*WHAT THIS TASK INVOLVES*: Strip out the pictures and output each remaining line of the data word for word.

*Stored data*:
-=-=-=-=-

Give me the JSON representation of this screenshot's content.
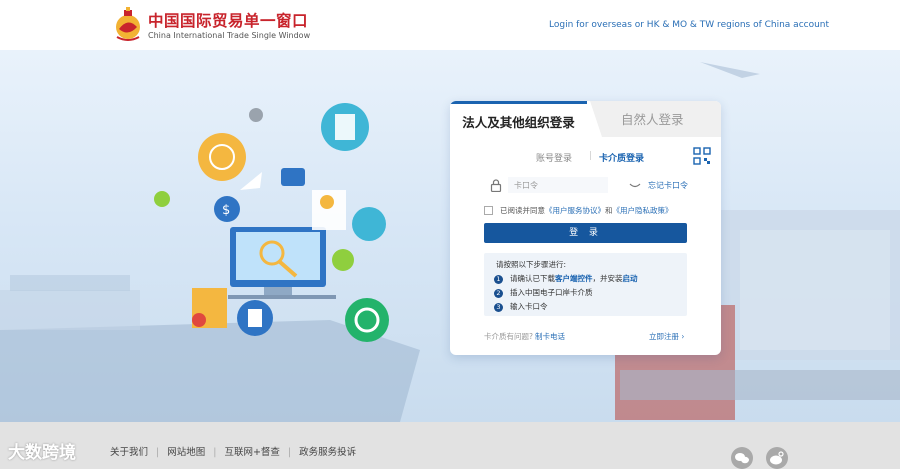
{
  "header": {
    "logo_cn": "中国国际贸易单一窗口",
    "logo_en": "China International Trade Single Window",
    "overseas_login": "Login for overseas or HK & MO & TW regions of China account"
  },
  "login": {
    "tab_legal": "法人及其他组织登录",
    "tab_natural": "自然人登录",
    "subtab_account": "账号登录",
    "subtab_card": "卡介质登录",
    "pin_placeholder": "卡口令",
    "forgot_pin": "忘记卡口令",
    "agree_prefix": "已阅读并同意",
    "agree_service": "《用户服务协议》",
    "agree_and": "和",
    "agree_privacy": "《用户隐私政策》",
    "login_button": "登 录",
    "steps_title": "请按照以下步骤进行:",
    "steps": [
      {
        "num": "1",
        "pre": "请确认已下载",
        "link1": "客户端控件",
        "mid": "，并安装",
        "link2": "启动"
      },
      {
        "num": "2",
        "text": "插入中国电子口岸卡介质"
      },
      {
        "num": "3",
        "text": "输入卡口令"
      }
    ],
    "card_question": "卡介质有问题?",
    "card_phone": "制卡电话",
    "register": "立即注册 ›"
  },
  "footer": {
    "links": [
      "关于我们",
      "网站地图",
      "互联网+督查",
      "政务服务投诉"
    ],
    "watermark": "大数跨境"
  },
  "colors": {
    "brand_red": "#c8242c",
    "primary_blue": "#16579e",
    "link_blue": "#2a6fb6"
  }
}
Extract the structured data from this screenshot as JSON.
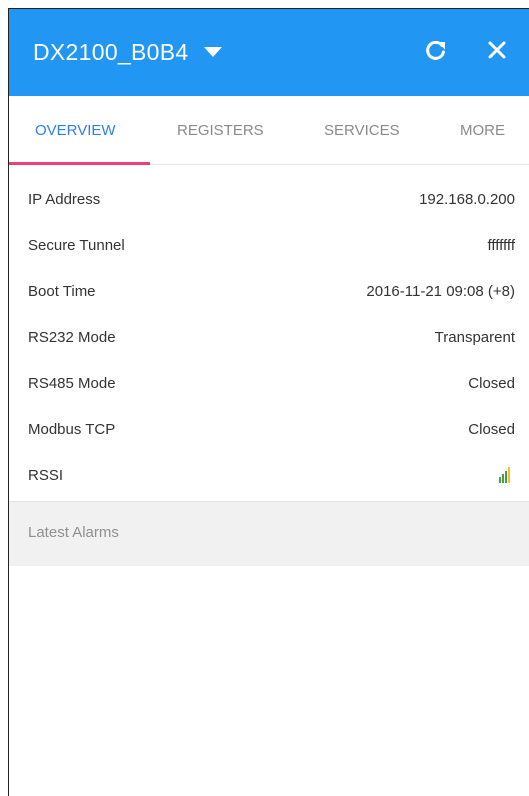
{
  "header": {
    "title": "DX2100_B0B4",
    "bg": "#2196f3",
    "icons": {
      "dropdown": "caret-down-icon",
      "refresh": "refresh-icon",
      "close": "close-icon"
    }
  },
  "tabs": [
    {
      "label": "OVERVIEW",
      "active": true
    },
    {
      "label": "REGISTERS",
      "active": false
    },
    {
      "label": "SERVICES",
      "active": false
    },
    {
      "label": "MORE",
      "active": false
    }
  ],
  "overview": [
    {
      "label": "IP Address",
      "value": "192.168.0.200"
    },
    {
      "label": "Secure Tunnel",
      "value": "fffffff"
    },
    {
      "label": "Boot Time",
      "value": "2016-11-21 09:08 (+8)"
    },
    {
      "label": "RS232 Mode",
      "value": "Transparent"
    },
    {
      "label": "RS485 Mode",
      "value": "Closed"
    },
    {
      "label": "Modbus TCP",
      "value": "Closed"
    },
    {
      "label": "RSSI",
      "value": ""
    }
  ],
  "rssi": {
    "icon": "signal-strength-icon",
    "bars": [
      {
        "color": "#43a047",
        "level": 0.35
      },
      {
        "color": "#43a047",
        "level": 0.55
      },
      {
        "color": "#43a047",
        "level": 0.75
      },
      {
        "color": "#fbc02d",
        "level": 1.0
      }
    ]
  },
  "alarms": {
    "label": "Latest Alarms"
  }
}
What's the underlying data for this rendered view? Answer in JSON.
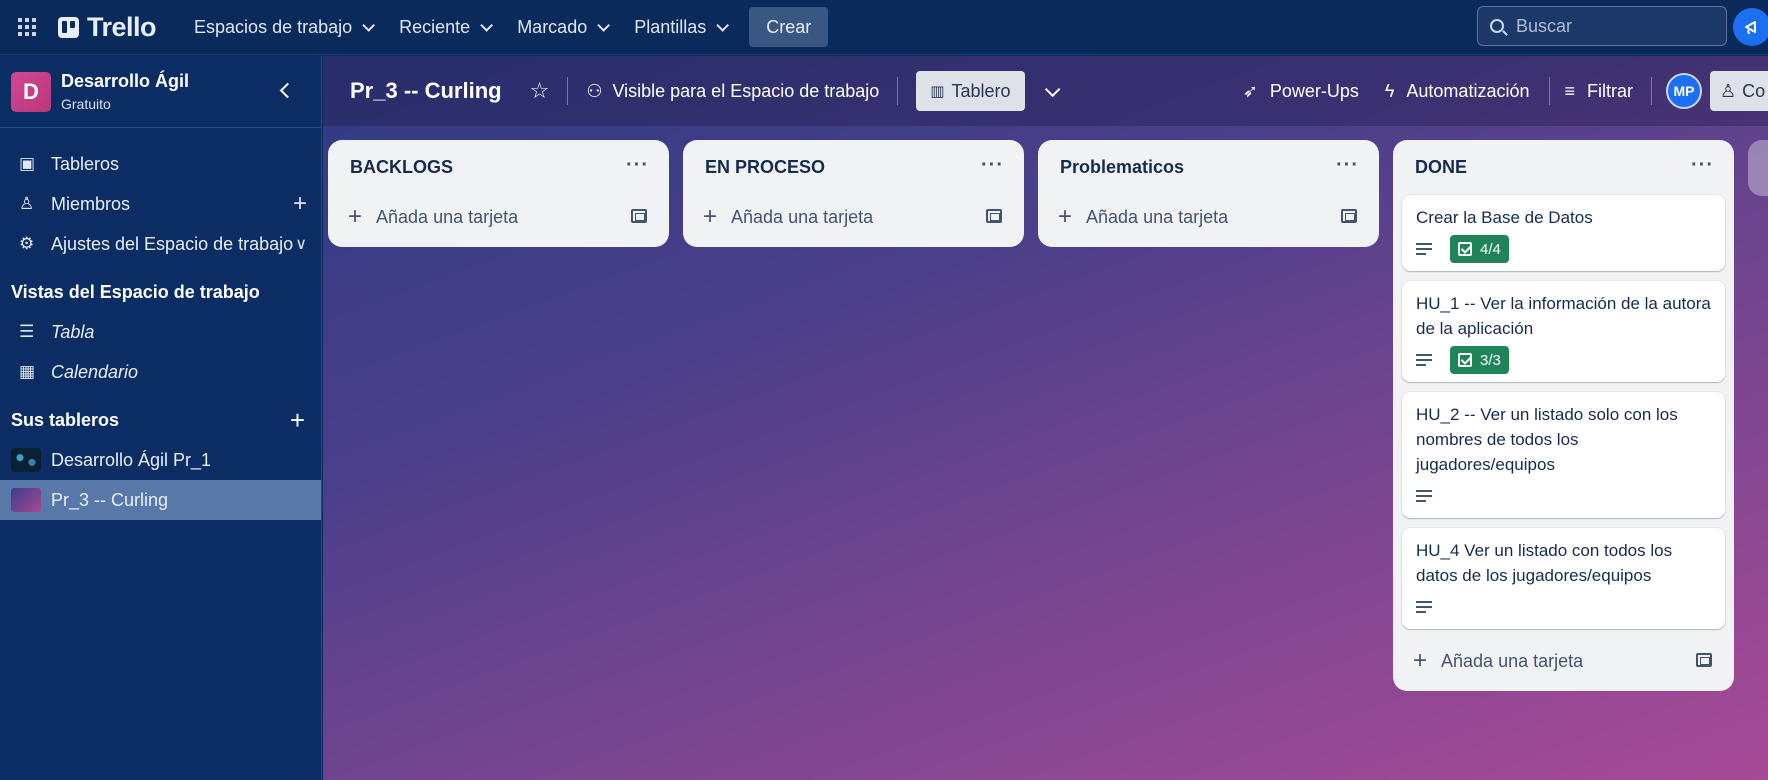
{
  "topnav": {
    "logo": "Trello",
    "menu": [
      {
        "label": "Espacios de trabajo"
      },
      {
        "label": "Reciente"
      },
      {
        "label": "Marcado"
      },
      {
        "label": "Plantillas"
      }
    ],
    "create_label": "Crear",
    "search_placeholder": "Buscar"
  },
  "sidebar": {
    "workspace_initial": "D",
    "workspace_name": "Desarrollo Ágil",
    "workspace_plan": "Gratuito",
    "items": [
      {
        "label": "Tableros",
        "icon": "board-icon"
      },
      {
        "label": "Miembros",
        "icon": "person-icon"
      },
      {
        "label": "Ajustes del Espacio de trabajo",
        "icon": "gear-icon"
      }
    ],
    "views_heading": "Vistas del Espacio de trabajo",
    "views": [
      {
        "label": "Tabla",
        "icon": "table-icon"
      },
      {
        "label": "Calendario",
        "icon": "calendar-icon"
      }
    ],
    "boards_heading": "Sus tableros",
    "boards": [
      {
        "label": "Desarrollo Ágil Pr_1"
      },
      {
        "label": "Pr_3 -- Curling"
      }
    ]
  },
  "board": {
    "title": "Pr_3 -- Curling",
    "visibility": "Visible para el Espacio de trabajo",
    "view_label": "Tablero",
    "powerups": "Power-Ups",
    "automation": "Automatización",
    "filter": "Filtrar",
    "member_initials": "MP",
    "share_label": "Co"
  },
  "add_card_label": "Añada una tarjeta",
  "lists": [
    {
      "title": "BACKLOGS",
      "cards": []
    },
    {
      "title": "EN PROCESO",
      "cards": []
    },
    {
      "title": "Problematicos",
      "cards": []
    },
    {
      "title": "DONE",
      "cards": [
        {
          "title": "Crear la Base de Datos",
          "checklist": "4/4"
        },
        {
          "title": "HU_1 -- Ver la información de la autora de la aplicación",
          "checklist": "3/3"
        },
        {
          "title": "HU_2 -- Ver un listado solo con los nombres de todos los jugadores/equipos",
          "checklist": null
        },
        {
          "title": "HU_4 Ver un listado con todos los datos de los jugadores/equipos",
          "checklist": null
        }
      ]
    }
  ],
  "colors": {
    "nav_bg": "#0b2a5c",
    "checklist_complete": "#1f845a",
    "accent": "#1d6ff2",
    "workspace_avatar": "#d2478f"
  }
}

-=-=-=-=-

*ANSWER BOX*:
Give me the JSON representation of this screenshot's content.
{
  "header": {
    "logo_cn": "中国国际贸易单一窗口",
    "logo_en": "China International Trade Single Window",
    "overseas_login": "Login for overseas or HK & MO & TW regions of China account"
  },
  "login": {
    "tab_legal": "法人及其他组织登录",
    "tab_natural": "自然人登录",
    "subtab_account": "账号登录",
    "subtab_card": "卡介质登录",
    "pin_placeholder": "卡口令",
    "forgot_pin": "忘记卡口令",
    "agree_prefix": "已阅读并同意",
    "agree_service": "《用户服务协议》",
    "agree_and": "和",
    "agree_privacy": "《用户隐私政策》",
    "login_button": "登 录",
    "steps_title": "请按照以下步骤进行:",
    "steps": [
      {
        "num": "1",
        "pre": "请确认已下载",
        "link1": "客户端控件",
        "mid": "，并安装",
        "link2": "启动"
      },
      {
        "num": "2",
        "text": "插入中国电子口岸卡介质"
      },
      {
        "num": "3",
        "text": "输入卡口令"
      }
    ],
    "card_question": "卡介质有问题?",
    "card_phone": "制卡电话",
    "register": "立即注册 ›"
  },
  "footer": {
    "links": [
      "关于我们",
      "网站地图",
      "互联网+督查",
      "政务服务投诉"
    ],
    "watermark": "大数跨境"
  },
  "colors": {
    "brand_red": "#c8242c",
    "primary_blue": "#16579e",
    "link_blue": "#2a6fb6"
  }
}
Extract the structured data from this screenshot as JSON.
{
  "header": {
    "title": "DX2100_B0B4",
    "bg": "#2196f3",
    "icons": {
      "dropdown": "caret-down-icon",
      "refresh": "refresh-icon",
      "close": "close-icon"
    }
  },
  "tabs": [
    {
      "label": "OVERVIEW",
      "active": true
    },
    {
      "label": "REGISTERS",
      "active": false
    },
    {
      "label": "SERVICES",
      "active": false
    },
    {
      "label": "MORE",
      "active": false
    }
  ],
  "overview": [
    {
      "label": "IP Address",
      "value": "192.168.0.200"
    },
    {
      "label": "Secure Tunnel",
      "value": "fffffff"
    },
    {
      "label": "Boot Time",
      "value": "2016-11-21 09:08 (+8)"
    },
    {
      "label": "RS232 Mode",
      "value": "Transparent"
    },
    {
      "label": "RS485 Mode",
      "value": "Closed"
    },
    {
      "label": "Modbus TCP",
      "value": "Closed"
    },
    {
      "label": "RSSI",
      "value": ""
    }
  ],
  "rssi": {
    "icon": "signal-strength-icon",
    "bars": [
      {
        "color": "#43a047",
        "level": 0.35
      },
      {
        "color": "#43a047",
        "level": 0.55
      },
      {
        "color": "#43a047",
        "level": 0.75
      },
      {
        "color": "#fbc02d",
        "level": 1.0
      }
    ]
  },
  "alarms": {
    "label": "Latest Alarms"
  }
}
What's the underlying data for this rendered view? Answer in JSON.
{
  "topnav": {
    "logo": "Trello",
    "menu": [
      {
        "label": "Espacios de trabajo"
      },
      {
        "label": "Reciente"
      },
      {
        "label": "Marcado"
      },
      {
        "label": "Plantillas"
      }
    ],
    "create_label": "Crear",
    "search_placeholder": "Buscar"
  },
  "sidebar": {
    "workspace_initial": "D",
    "workspace_name": "Desarrollo Ágil",
    "workspace_plan": "Gratuito",
    "items": [
      {
        "label": "Tableros",
        "icon": "board-icon"
      },
      {
        "label": "Miembros",
        "icon": "person-icon"
      },
      {
        "label": "Ajustes del Espacio de trabajo",
        "icon": "gear-icon"
      }
    ],
    "views_heading": "Vistas del Espacio de trabajo",
    "views": [
      {
        "label": "Tabla",
        "icon": "table-icon"
      },
      {
        "label": "Calendario",
        "icon": "calendar-icon"
      }
    ],
    "boards_heading": "Sus tableros",
    "boards": [
      {
        "label": "Desarrollo Ágil Pr_1"
      },
      {
        "label": "Pr_3 -- Curling"
      }
    ]
  },
  "board": {
    "title": "Pr_3 -- Curling",
    "visibility": "Visible para el Espacio de trabajo",
    "view_label": "Tablero",
    "powerups": "Power-Ups",
    "automation": "Automatización",
    "filter": "Filtrar",
    "member_initials": "MP",
    "share_label": "Co"
  },
  "add_card_label": "Añada una tarjeta",
  "lists": [
    {
      "title": "BACKLOGS",
      "cards": []
    },
    {
      "title": "EN PROCESO",
      "cards": []
    },
    {
      "title": "Problematicos",
      "cards": []
    },
    {
      "title": "DONE",
      "cards": [
        {
          "title": "Crear la Base de Datos",
          "checklist": "4/4"
        },
        {
          "title": "HU_1 -- Ver la información de la autora de la aplicación",
          "checklist": "3/3"
        },
        {
          "title": "HU_2 -- Ver un listado solo con los nombres de todos los jugadores/equipos",
          "checklist": null
        },
        {
          "title": "HU_4 Ver un listado con todos los datos de los jugadores/equipos",
          "checklist": null
        }
      ]
    }
  ],
  "colors": {
    "nav_bg": "#0b2a5c",
    "checklist_complete": "#1f845a",
    "accent": "#1d6ff2",
    "workspace_avatar": "#d2478f"
  }
}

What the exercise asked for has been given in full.